Collected data entries:

↓↓↓

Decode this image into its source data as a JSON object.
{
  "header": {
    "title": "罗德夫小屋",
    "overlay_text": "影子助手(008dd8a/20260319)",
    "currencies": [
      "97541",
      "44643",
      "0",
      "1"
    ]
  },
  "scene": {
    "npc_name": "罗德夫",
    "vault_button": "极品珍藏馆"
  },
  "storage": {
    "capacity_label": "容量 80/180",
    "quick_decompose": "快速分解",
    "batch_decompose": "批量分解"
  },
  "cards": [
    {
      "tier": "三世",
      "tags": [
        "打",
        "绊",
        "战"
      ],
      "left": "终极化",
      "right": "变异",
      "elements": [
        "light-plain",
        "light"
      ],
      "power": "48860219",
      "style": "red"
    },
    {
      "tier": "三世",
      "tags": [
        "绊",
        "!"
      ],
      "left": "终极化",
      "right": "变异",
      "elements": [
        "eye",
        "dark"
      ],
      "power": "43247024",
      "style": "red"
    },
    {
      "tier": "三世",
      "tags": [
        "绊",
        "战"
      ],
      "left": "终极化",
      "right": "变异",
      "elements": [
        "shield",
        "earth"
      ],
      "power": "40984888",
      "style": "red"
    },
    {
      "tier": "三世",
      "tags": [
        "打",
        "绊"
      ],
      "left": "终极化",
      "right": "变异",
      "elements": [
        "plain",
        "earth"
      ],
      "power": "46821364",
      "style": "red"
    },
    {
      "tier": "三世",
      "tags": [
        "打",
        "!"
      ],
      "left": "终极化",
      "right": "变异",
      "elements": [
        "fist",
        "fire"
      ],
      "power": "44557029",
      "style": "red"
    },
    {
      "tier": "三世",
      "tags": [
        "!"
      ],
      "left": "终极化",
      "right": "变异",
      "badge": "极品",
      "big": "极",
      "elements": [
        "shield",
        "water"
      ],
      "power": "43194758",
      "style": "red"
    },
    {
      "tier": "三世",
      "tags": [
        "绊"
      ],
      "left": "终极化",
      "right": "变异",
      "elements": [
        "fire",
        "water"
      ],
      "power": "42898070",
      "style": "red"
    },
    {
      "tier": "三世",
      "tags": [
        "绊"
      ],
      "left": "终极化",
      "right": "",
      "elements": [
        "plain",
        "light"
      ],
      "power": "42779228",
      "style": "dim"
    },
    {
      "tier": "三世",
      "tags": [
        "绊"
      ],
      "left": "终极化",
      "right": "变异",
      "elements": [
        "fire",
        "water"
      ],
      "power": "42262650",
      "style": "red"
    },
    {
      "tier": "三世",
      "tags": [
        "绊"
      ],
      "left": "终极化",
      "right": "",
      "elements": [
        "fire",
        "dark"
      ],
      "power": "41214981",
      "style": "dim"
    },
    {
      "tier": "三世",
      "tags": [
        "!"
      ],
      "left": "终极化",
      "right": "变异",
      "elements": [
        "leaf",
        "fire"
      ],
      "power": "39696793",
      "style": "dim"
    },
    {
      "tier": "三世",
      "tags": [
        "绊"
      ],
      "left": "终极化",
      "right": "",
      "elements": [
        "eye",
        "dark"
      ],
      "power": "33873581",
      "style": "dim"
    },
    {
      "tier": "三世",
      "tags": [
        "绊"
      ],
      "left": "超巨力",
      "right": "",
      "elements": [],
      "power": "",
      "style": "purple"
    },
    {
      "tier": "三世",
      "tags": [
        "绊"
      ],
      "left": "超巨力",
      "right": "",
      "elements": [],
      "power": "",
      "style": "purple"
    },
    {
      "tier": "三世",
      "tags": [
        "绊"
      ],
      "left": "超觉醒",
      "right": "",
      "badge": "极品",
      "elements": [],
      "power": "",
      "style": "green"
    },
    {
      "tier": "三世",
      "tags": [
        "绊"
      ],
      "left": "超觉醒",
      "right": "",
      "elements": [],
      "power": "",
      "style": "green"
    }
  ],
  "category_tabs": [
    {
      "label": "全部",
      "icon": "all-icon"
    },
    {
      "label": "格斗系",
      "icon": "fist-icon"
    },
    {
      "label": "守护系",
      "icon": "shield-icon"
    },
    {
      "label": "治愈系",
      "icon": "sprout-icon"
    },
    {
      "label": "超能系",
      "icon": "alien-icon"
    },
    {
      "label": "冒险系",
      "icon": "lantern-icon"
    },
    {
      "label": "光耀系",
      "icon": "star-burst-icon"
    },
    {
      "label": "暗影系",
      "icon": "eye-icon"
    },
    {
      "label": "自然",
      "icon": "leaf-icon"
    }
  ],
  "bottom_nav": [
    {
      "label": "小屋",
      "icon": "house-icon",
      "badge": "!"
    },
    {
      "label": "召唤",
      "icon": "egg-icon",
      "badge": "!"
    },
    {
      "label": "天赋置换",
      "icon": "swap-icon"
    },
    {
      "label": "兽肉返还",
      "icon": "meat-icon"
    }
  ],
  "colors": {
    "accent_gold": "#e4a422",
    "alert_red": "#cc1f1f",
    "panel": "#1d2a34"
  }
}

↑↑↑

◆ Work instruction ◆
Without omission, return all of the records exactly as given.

◆ Exercise output ◆
Decode this image into its source data as a JSON object.
{
  "header": {
    "title": "罗德夫小屋",
    "overlay_text": "影子助手(008dd8a/20260319)",
    "currencies": [
      "97541",
      "44643",
      "0",
      "1"
    ]
  },
  "scene": {
    "npc_name": "罗德夫",
    "vault_button": "极品珍藏馆"
  },
  "storage": {
    "capacity_label": "容量 80/180",
    "quick_decompose": "快速分解",
    "batch_decompose": "批量分解"
  },
  "cards": [
    {
      "tier": "三世",
      "tags": [
        "打",
        "绊",
        "战"
      ],
      "left": "终极化",
      "right": "变异",
      "elements": [
        "light-plain",
        "light"
      ],
      "power": "48860219",
      "style": "red"
    },
    {
      "tier": "三世",
      "tags": [
        "绊",
        "!"
      ],
      "left": "终极化",
      "right": "变异",
      "elements": [
        "eye",
        "dark"
      ],
      "power": "43247024",
      "style": "red"
    },
    {
      "tier": "三世",
      "tags": [
        "绊",
        "战"
      ],
      "left": "终极化",
      "right": "变异",
      "elements": [
        "shield",
        "earth"
      ],
      "power": "40984888",
      "style": "red"
    },
    {
      "tier": "三世",
      "tags": [
        "打",
        "绊"
      ],
      "left": "终极化",
      "right": "变异",
      "elements": [
        "plain",
        "earth"
      ],
      "power": "46821364",
      "style": "red"
    },
    {
      "tier": "三世",
      "tags": [
        "打",
        "!"
      ],
      "left": "终极化",
      "right": "变异",
      "elements": [
        "fist",
        "fire"
      ],
      "power": "44557029",
      "style": "red"
    },
    {
      "tier": "三世",
      "tags": [
        "!"
      ],
      "left": "终极化",
      "right": "变异",
      "badge": "极品",
      "big": "极",
      "elements": [
        "shield",
        "water"
      ],
      "power": "43194758",
      "style": "red"
    },
    {
      "tier": "三世",
      "tags": [
        "绊"
      ],
      "left": "终极化",
      "right": "变异",
      "elements": [
        "fire",
        "water"
      ],
      "power": "42898070",
      "style": "red"
    },
    {
      "tier": "三世",
      "tags": [
        "绊"
      ],
      "left": "终极化",
      "right": "",
      "elements": [
        "plain",
        "light"
      ],
      "power": "42779228",
      "style": "dim"
    },
    {
      "tier": "三世",
      "tags": [
        "绊"
      ],
      "left": "终极化",
      "right": "变异",
      "elements": [
        "fire",
        "water"
      ],
      "power": "42262650",
      "style": "red"
    },
    {
      "tier": "三世",
      "tags": [
        "绊"
      ],
      "left": "终极化",
      "right": "",
      "elements": [
        "fire",
        "dark"
      ],
      "power": "41214981",
      "style": "dim"
    },
    {
      "tier": "三世",
      "tags": [
        "!"
      ],
      "left": "终极化",
      "right": "变异",
      "elements": [
        "leaf",
        "fire"
      ],
      "power": "39696793",
      "style": "dim"
    },
    {
      "tier": "三世",
      "tags": [
        "绊"
      ],
      "left": "终极化",
      "right": "",
      "elements": [
        "eye",
        "dark"
      ],
      "power": "33873581",
      "style": "dim"
    },
    {
      "tier": "三世",
      "tags": [
        "绊"
      ],
      "left": "超巨力",
      "right": "",
      "elements": [],
      "power": "",
      "style": "purple"
    },
    {
      "tier": "三世",
      "tags": [
        "绊"
      ],
      "left": "超巨力",
      "right": "",
      "elements": [],
      "power": "",
      "style": "purple"
    },
    {
      "tier": "三世",
      "tags": [
        "绊"
      ],
      "left": "超觉醒",
      "right": "",
      "badge": "极品",
      "elements": [],
      "power": "",
      "style": "green"
    },
    {
      "tier": "三世",
      "tags": [
        "绊"
      ],
      "left": "超觉醒",
      "right": "",
      "elements": [],
      "power": "",
      "style": "green"
    }
  ],
  "category_tabs": [
    {
      "label": "全部",
      "icon": "all-icon"
    },
    {
      "label": "格斗系",
      "icon": "fist-icon"
    },
    {
      "label": "守护系",
      "icon": "shield-icon"
    },
    {
      "label": "治愈系",
      "icon": "sprout-icon"
    },
    {
      "label": "超能系",
      "icon": "alien-icon"
    },
    {
      "label": "冒险系",
      "icon": "lantern-icon"
    },
    {
      "label": "光耀系",
      "icon": "star-burst-icon"
    },
    {
      "label": "暗影系",
      "icon": "eye-icon"
    },
    {
      "label": "自然",
      "icon": "leaf-icon"
    }
  ],
  "bottom_nav": [
    {
      "label": "小屋",
      "icon": "house-icon",
      "badge": "!"
    },
    {
      "label": "召唤",
      "icon": "egg-icon",
      "badge": "!"
    },
    {
      "label": "天赋置换",
      "icon": "swap-icon"
    },
    {
      "label": "兽肉返还",
      "icon": "meat-icon"
    }
  ],
  "colors": {
    "accent_gold": "#e4a422",
    "alert_red": "#cc1f1f",
    "panel": "#1d2a34"
  }
}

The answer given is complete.